◆ **REQUIREMENT**
Print the entries once more, unchanged.

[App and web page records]
*****
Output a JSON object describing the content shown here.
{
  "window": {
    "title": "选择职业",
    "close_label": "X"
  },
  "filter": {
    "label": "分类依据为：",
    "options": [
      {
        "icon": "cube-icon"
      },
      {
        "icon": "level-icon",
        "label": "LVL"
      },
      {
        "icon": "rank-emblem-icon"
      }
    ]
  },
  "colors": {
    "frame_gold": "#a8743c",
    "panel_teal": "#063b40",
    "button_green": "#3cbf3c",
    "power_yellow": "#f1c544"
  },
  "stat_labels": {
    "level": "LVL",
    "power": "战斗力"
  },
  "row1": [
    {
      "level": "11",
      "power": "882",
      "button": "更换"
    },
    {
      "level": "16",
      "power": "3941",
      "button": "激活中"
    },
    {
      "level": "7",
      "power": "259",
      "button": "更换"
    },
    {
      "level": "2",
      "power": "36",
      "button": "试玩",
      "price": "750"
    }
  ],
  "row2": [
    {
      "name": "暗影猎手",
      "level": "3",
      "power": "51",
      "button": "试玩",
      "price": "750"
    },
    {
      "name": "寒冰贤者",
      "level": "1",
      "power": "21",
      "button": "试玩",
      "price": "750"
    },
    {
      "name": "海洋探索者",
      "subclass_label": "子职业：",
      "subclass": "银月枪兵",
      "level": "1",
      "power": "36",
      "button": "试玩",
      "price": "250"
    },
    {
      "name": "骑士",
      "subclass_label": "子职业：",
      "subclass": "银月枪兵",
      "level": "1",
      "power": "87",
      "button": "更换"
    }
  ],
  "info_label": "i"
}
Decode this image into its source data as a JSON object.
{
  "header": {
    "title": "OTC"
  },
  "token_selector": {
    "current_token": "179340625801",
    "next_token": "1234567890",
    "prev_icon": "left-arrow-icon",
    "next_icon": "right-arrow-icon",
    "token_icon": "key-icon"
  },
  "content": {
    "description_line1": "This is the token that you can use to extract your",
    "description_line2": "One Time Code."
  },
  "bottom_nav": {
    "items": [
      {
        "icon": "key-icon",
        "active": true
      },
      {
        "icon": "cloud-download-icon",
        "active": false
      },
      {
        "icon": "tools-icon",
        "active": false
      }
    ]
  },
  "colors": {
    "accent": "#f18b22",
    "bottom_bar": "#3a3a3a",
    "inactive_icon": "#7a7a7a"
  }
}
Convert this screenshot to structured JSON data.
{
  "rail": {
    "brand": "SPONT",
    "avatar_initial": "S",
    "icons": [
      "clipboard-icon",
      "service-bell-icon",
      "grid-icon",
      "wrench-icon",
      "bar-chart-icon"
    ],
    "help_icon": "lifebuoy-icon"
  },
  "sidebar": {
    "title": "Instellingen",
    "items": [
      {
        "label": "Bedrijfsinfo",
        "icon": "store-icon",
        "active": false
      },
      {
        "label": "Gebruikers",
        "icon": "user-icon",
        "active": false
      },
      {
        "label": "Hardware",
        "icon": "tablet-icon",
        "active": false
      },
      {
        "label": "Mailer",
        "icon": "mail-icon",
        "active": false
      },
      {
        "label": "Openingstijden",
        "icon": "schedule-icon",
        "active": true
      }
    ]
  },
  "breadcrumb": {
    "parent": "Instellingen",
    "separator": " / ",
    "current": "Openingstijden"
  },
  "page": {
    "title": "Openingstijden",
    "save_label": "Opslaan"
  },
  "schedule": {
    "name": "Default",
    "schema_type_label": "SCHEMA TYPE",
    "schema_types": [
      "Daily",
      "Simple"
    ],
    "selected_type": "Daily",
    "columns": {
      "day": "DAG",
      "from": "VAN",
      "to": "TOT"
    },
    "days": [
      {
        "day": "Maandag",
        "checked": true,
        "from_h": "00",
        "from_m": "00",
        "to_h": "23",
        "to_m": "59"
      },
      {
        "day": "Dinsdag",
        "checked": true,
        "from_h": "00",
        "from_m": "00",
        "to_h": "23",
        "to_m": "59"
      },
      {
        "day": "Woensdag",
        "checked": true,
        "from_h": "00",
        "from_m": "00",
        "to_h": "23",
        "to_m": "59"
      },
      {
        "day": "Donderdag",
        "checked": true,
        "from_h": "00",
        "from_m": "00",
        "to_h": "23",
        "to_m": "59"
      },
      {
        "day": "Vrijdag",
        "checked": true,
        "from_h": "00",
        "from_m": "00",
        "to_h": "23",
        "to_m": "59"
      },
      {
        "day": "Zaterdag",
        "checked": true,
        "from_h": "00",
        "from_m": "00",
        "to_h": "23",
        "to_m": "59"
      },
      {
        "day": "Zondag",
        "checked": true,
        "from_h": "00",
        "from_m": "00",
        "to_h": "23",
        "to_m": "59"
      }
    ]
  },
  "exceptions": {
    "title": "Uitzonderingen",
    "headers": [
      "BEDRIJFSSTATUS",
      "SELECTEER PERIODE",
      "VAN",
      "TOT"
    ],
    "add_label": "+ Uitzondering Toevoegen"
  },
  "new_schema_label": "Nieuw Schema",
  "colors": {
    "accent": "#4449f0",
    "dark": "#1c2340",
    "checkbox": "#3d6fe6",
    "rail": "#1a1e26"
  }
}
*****
◆ **OUTPUT FOR THIS EXERCISE**
Output a JSON object describing the content shown here.
{
  "window": {
    "title": "选择职业",
    "close_label": "X"
  },
  "filter": {
    "label": "分类依据为：",
    "options": [
      {
        "icon": "cube-icon"
      },
      {
        "icon": "level-icon",
        "label": "LVL"
      },
      {
        "icon": "rank-emblem-icon"
      }
    ]
  },
  "colors": {
    "frame_gold": "#a8743c",
    "panel_teal": "#063b40",
    "button_green": "#3cbf3c",
    "power_yellow": "#f1c544"
  },
  "stat_labels": {
    "level": "LVL",
    "power": "战斗力"
  },
  "row1": [
    {
      "level": "11",
      "power": "882",
      "button": "更换"
    },
    {
      "level": "16",
      "power": "3941",
      "button": "激活中"
    },
    {
      "level": "7",
      "power": "259",
      "button": "更换"
    },
    {
      "level": "2",
      "power": "36",
      "button": "试玩",
      "price": "750"
    }
  ],
  "row2": [
    {
      "name": "暗影猎手",
      "level": "3",
      "power": "51",
      "button": "试玩",
      "price": "750"
    },
    {
      "name": "寒冰贤者",
      "level": "1",
      "power": "21",
      "button": "试玩",
      "price": "750"
    },
    {
      "name": "海洋探索者",
      "subclass_label": "子职业：",
      "subclass": "银月枪兵",
      "level": "1",
      "power": "36",
      "button": "试玩",
      "price": "250"
    },
    {
      "name": "骑士",
      "subclass_label": "子职业：",
      "subclass": "银月枪兵",
      "level": "1",
      "power": "87",
      "button": "更换"
    }
  ],
  "info_label": "i"
}
Decode this image into its source data as a JSON object.
{
  "header": {
    "title": "OTC"
  },
  "token_selector": {
    "current_token": "179340625801",
    "next_token": "1234567890",
    "prev_icon": "left-arrow-icon",
    "next_icon": "right-arrow-icon",
    "token_icon": "key-icon"
  },
  "content": {
    "description_line1": "This is the token that you can use to extract your",
    "description_line2": "One Time Code."
  },
  "bottom_nav": {
    "items": [
      {
        "icon": "key-icon",
        "active": true
      },
      {
        "icon": "cloud-download-icon",
        "active": false
      },
      {
        "icon": "tools-icon",
        "active": false
      }
    ]
  },
  "colors": {
    "accent": "#f18b22",
    "bottom_bar": "#3a3a3a",
    "inactive_icon": "#7a7a7a"
  }
}
Convert this screenshot to structured JSON data.
{
  "rail": {
    "brand": "SPONT",
    "avatar_initial": "S",
    "icons": [
      "clipboard-icon",
      "service-bell-icon",
      "grid-icon",
      "wrench-icon",
      "bar-chart-icon"
    ],
    "help_icon": "lifebuoy-icon"
  },
  "sidebar": {
    "title": "Instellingen",
    "items": [
      {
        "label": "Bedrijfsinfo",
        "icon": "store-icon",
        "active": false
      },
      {
        "label": "Gebruikers",
        "icon": "user-icon",
        "active": false
      },
      {
        "label": "Hardware",
        "icon": "tablet-icon",
        "active": false
      },
      {
        "label": "Mailer",
        "icon": "mail-icon",
        "active": false
      },
      {
        "label": "Openingstijden",
        "icon": "schedule-icon",
        "active": true
      }
    ]
  },
  "breadcrumb": {
    "parent": "Instellingen",
    "separator": " / ",
    "current": "Openingstijden"
  },
  "page": {
    "title": "Openingstijden",
    "save_label": "Opslaan"
  },
  "schedule": {
    "name": "Default",
    "schema_type_label": "SCHEMA TYPE",
    "schema_types": [
      "Daily",
      "Simple"
    ],
    "selected_type": "Daily",
    "columns": {
      "day": "DAG",
      "from": "VAN",
      "to": "TOT"
    },
    "days": [
      {
        "day": "Maandag",
        "checked": true,
        "from_h": "00",
        "from_m": "00",
        "to_h": "23",
        "to_m": "59"
      },
      {
        "day": "Dinsdag",
        "checked": true,
        "from_h": "00",
        "from_m": "00",
        "to_h": "23",
        "to_m": "59"
      },
      {
        "day": "Woensdag",
        "checked": true,
        "from_h": "00",
        "from_m": "00",
        "to_h": "23",
        "to_m": "59"
      },
      {
        "day": "Donderdag",
        "checked": true,
        "from_h": "00",
        "from_m": "00",
        "to_h": "23",
        "to_m": "59"
      },
      {
        "day": "Vrijdag",
        "checked": true,
        "from_h": "00",
        "from_m": "00",
        "to_h": "23",
        "to_m": "59"
      },
      {
        "day": "Zaterdag",
        "checked": true,
        "from_h": "00",
        "from_m": "00",
        "to_h": "23",
        "to_m": "59"
      },
      {
        "day": "Zondag",
        "checked": true,
        "from_h": "00",
        "from_m": "00",
        "to_h": "23",
        "to_m": "59"
      }
    ]
  },
  "exceptions": {
    "title": "Uitzonderingen",
    "headers": [
      "BEDRIJFSSTATUS",
      "SELECTEER PERIODE",
      "VAN",
      "TOT"
    ],
    "add_label": "+ Uitzondering Toevoegen"
  },
  "new_schema_label": "Nieuw Schema",
  "colors": {
    "accent": "#4449f0",
    "dark": "#1c2340",
    "checkbox": "#3d6fe6",
    "rail": "#1a1e26"
  }
}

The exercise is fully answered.